What to work on
An image-free reproduction of the data below is needed: print it exactly.

Data for the task
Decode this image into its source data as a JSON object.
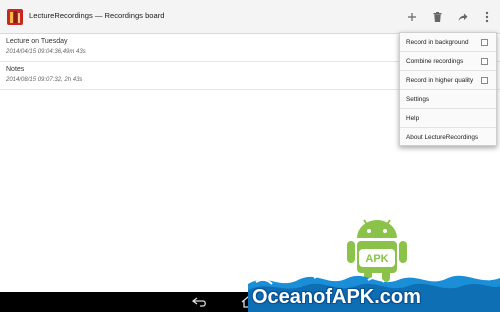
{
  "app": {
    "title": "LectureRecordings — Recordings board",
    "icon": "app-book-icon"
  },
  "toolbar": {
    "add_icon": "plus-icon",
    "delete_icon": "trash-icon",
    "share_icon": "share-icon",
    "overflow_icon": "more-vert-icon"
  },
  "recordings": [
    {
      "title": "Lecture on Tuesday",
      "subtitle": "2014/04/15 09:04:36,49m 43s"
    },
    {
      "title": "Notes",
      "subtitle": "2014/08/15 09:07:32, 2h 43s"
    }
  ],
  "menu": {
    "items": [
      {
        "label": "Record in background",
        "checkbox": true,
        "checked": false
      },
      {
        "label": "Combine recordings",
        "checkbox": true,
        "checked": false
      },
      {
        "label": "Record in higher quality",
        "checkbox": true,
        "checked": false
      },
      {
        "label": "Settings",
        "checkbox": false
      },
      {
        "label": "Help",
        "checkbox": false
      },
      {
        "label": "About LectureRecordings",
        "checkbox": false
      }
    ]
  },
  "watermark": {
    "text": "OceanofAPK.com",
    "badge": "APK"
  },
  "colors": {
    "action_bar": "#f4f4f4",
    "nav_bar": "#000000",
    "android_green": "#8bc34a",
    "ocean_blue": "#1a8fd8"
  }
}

Solved exercise
Decode this image into its source data as a JSON object.
{
  "app": {
    "title": "LectureRecordings — Recordings board",
    "icon": "app-book-icon"
  },
  "toolbar": {
    "add_icon": "plus-icon",
    "delete_icon": "trash-icon",
    "share_icon": "share-icon",
    "overflow_icon": "more-vert-icon"
  },
  "recordings": [
    {
      "title": "Lecture on Tuesday",
      "subtitle": "2014/04/15 09:04:36,49m 43s"
    },
    {
      "title": "Notes",
      "subtitle": "2014/08/15 09:07:32, 2h 43s"
    }
  ],
  "menu": {
    "items": [
      {
        "label": "Record in background",
        "checkbox": true,
        "checked": false
      },
      {
        "label": "Combine recordings",
        "checkbox": true,
        "checked": false
      },
      {
        "label": "Record in higher quality",
        "checkbox": true,
        "checked": false
      },
      {
        "label": "Settings",
        "checkbox": false
      },
      {
        "label": "Help",
        "checkbox": false
      },
      {
        "label": "About LectureRecordings",
        "checkbox": false
      }
    ]
  },
  "watermark": {
    "text": "OceanofAPK.com",
    "badge": "APK"
  },
  "colors": {
    "action_bar": "#f4f4f4",
    "nav_bar": "#000000",
    "android_green": "#8bc34a",
    "ocean_blue": "#1a8fd8"
  }
}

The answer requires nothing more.